● **Work order**
In the records below, tally every line containing "title". Report only the total.

[[ Information supplied, beginning ]]

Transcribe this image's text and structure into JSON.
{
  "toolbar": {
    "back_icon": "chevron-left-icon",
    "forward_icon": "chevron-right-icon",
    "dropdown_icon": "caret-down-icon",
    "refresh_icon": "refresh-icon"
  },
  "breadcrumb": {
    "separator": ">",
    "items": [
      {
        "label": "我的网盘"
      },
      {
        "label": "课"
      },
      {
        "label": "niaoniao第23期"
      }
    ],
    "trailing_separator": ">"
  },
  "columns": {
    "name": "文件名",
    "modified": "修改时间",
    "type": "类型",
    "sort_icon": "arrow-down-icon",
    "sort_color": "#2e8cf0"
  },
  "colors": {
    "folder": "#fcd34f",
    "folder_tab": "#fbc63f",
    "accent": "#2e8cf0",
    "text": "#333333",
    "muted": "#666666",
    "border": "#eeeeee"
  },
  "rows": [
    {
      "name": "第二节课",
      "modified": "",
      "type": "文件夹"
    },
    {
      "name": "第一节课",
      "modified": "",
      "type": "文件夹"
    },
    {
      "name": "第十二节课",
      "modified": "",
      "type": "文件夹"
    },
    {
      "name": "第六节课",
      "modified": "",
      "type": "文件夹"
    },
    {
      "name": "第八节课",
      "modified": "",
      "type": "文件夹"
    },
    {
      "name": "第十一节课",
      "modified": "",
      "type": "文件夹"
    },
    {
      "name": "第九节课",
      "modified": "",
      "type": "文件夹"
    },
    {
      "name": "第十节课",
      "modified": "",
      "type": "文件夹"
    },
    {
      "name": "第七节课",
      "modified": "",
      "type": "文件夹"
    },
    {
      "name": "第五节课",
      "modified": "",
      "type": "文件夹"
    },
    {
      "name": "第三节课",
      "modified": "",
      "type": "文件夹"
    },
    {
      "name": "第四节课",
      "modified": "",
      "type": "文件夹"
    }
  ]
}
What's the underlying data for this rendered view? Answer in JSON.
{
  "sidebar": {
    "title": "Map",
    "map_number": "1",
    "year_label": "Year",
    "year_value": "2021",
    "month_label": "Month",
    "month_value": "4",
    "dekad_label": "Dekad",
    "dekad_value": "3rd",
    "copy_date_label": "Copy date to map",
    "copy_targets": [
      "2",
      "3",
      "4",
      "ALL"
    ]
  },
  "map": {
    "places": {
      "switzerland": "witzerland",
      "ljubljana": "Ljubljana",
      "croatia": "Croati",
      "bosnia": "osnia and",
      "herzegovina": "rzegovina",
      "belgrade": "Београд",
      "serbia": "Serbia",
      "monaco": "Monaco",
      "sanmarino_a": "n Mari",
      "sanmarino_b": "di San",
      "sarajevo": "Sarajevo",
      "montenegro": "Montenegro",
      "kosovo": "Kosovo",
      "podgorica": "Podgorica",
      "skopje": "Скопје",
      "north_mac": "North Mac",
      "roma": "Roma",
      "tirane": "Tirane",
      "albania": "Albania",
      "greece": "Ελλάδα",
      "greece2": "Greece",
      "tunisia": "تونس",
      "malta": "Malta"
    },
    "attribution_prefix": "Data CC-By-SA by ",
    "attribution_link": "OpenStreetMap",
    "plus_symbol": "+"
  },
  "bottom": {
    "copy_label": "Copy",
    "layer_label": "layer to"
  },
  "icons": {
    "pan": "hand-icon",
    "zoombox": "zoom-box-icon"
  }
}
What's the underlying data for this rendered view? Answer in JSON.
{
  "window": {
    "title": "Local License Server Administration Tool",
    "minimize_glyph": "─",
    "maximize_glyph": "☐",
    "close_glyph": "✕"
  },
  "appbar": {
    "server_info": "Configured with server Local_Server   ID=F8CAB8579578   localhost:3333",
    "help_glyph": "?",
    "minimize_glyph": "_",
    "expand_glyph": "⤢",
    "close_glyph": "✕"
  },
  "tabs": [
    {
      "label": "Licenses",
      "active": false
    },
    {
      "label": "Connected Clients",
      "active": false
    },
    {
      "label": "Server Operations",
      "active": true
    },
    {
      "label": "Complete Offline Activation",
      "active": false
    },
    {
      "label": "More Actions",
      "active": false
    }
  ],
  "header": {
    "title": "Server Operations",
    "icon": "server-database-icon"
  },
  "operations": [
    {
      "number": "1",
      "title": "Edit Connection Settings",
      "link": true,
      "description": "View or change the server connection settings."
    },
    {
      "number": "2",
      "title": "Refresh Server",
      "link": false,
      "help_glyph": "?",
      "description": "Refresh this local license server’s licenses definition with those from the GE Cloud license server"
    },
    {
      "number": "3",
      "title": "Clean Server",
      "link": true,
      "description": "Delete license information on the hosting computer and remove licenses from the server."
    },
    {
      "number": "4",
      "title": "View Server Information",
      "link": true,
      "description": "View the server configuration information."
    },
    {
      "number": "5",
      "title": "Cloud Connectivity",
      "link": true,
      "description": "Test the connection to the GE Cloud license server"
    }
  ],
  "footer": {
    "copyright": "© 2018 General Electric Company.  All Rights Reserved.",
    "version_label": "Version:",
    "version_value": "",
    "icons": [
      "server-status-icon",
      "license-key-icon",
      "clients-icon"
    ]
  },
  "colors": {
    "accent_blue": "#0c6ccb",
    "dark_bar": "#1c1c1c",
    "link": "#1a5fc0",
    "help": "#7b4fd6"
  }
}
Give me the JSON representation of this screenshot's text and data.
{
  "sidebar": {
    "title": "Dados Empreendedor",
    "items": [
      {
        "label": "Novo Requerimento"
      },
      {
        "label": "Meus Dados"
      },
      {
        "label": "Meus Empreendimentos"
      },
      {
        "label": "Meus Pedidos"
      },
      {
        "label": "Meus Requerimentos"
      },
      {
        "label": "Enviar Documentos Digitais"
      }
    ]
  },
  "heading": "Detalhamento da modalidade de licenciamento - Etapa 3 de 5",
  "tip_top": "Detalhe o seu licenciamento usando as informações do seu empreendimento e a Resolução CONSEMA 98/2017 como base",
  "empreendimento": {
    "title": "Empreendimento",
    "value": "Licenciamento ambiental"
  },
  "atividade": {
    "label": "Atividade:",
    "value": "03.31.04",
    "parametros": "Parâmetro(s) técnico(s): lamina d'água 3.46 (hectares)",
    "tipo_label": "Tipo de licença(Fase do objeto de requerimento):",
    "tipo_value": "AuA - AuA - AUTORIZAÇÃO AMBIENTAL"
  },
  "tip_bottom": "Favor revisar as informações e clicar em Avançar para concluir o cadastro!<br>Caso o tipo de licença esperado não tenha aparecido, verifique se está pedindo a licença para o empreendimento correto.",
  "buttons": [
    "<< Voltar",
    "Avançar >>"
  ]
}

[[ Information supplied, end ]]

● **Written solution**
10